◆ Task statement ◆
The lines needed are those below that contain the word "icon"; copy each one.

Collected data entries:

# # # # # # #

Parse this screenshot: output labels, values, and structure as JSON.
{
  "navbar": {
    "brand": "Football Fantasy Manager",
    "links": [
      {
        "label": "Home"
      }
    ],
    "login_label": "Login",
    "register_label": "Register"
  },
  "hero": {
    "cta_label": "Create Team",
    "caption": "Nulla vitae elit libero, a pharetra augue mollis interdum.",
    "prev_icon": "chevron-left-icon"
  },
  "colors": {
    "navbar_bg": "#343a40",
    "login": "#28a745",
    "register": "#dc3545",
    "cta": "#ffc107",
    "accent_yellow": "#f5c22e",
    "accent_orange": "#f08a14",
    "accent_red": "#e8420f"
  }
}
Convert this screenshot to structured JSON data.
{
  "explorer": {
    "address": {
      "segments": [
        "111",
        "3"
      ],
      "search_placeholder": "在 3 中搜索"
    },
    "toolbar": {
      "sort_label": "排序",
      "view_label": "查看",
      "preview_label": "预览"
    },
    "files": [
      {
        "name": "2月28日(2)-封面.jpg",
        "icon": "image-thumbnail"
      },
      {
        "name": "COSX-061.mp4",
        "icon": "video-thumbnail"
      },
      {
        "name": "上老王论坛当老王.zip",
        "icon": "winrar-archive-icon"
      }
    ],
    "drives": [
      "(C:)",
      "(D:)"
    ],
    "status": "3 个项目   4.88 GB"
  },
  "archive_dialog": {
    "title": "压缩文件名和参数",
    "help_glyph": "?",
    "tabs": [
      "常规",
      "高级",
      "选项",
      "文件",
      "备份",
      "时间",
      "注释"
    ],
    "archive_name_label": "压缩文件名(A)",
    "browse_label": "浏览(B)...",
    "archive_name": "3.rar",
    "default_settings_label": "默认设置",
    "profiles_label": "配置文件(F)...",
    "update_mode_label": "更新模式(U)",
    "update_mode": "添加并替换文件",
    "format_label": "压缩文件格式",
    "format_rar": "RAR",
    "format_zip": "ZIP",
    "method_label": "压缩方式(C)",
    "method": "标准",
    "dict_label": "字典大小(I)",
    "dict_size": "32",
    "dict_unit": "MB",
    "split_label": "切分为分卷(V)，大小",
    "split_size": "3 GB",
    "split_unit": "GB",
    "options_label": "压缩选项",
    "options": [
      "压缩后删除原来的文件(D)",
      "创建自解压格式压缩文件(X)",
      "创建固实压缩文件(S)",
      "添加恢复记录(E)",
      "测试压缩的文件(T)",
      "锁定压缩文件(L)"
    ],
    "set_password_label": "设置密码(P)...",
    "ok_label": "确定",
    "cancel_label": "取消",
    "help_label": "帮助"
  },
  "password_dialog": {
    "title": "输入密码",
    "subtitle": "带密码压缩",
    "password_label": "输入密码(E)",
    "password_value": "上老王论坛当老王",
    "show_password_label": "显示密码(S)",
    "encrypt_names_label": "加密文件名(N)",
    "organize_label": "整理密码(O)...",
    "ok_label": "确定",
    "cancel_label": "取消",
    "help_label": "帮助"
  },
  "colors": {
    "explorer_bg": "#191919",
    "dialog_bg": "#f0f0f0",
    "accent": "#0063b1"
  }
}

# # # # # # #

◆ Result of this task ◆
    "prev_icon": "chevron-left-icon"
        "icon": "image-thumbnail"
        "icon": "video-thumbnail"
        "icon": "winrar-archive-icon"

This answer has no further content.